== WORK INSTRUCTION ==
Wherever a line holds the word "General", copy that line from the data.

== Interface dataset entries ==
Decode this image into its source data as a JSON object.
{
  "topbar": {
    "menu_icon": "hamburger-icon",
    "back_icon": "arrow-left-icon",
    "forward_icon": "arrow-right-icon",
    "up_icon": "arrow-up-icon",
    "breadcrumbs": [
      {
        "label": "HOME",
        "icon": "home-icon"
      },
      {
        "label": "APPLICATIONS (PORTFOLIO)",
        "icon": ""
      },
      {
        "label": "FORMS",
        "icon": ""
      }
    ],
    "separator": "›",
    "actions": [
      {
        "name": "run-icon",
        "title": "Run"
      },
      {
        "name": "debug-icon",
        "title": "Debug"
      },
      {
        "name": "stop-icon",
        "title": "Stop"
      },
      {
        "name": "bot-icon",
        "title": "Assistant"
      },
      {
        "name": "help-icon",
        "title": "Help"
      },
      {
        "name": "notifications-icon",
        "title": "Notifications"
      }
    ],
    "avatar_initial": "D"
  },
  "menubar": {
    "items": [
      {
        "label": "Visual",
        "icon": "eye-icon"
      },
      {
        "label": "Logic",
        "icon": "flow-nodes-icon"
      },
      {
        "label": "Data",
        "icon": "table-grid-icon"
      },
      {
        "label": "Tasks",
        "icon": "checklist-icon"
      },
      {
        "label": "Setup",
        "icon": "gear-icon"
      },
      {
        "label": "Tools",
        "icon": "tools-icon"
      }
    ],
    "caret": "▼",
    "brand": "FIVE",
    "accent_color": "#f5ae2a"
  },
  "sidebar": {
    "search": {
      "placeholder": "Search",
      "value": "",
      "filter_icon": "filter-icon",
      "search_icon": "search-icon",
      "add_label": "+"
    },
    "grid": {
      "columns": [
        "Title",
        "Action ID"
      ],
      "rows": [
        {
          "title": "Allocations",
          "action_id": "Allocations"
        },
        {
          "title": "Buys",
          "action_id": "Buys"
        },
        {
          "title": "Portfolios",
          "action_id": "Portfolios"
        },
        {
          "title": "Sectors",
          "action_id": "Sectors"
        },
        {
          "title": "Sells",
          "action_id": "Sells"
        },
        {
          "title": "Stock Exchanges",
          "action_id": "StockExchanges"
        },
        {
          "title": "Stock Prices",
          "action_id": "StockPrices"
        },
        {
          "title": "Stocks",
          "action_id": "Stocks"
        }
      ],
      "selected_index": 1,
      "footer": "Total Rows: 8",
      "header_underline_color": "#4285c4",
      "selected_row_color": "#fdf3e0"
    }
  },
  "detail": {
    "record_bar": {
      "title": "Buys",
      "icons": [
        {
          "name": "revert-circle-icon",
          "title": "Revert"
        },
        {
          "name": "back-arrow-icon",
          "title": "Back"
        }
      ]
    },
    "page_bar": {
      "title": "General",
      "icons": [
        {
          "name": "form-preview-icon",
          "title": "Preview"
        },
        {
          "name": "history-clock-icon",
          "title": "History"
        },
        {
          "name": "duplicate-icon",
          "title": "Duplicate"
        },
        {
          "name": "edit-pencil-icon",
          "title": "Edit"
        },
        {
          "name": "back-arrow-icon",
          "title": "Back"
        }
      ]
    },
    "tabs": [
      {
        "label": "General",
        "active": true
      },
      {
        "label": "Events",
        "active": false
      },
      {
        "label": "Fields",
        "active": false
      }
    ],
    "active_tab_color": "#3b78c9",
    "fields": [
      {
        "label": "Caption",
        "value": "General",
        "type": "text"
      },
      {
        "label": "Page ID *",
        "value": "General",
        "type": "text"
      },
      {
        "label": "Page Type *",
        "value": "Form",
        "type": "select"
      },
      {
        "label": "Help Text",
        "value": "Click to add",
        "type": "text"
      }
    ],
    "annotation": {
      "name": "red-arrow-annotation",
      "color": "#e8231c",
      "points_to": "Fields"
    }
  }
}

== RESULT ==
      "title": "General",
        "label": "General",
        "value": "General",
        "value": "General",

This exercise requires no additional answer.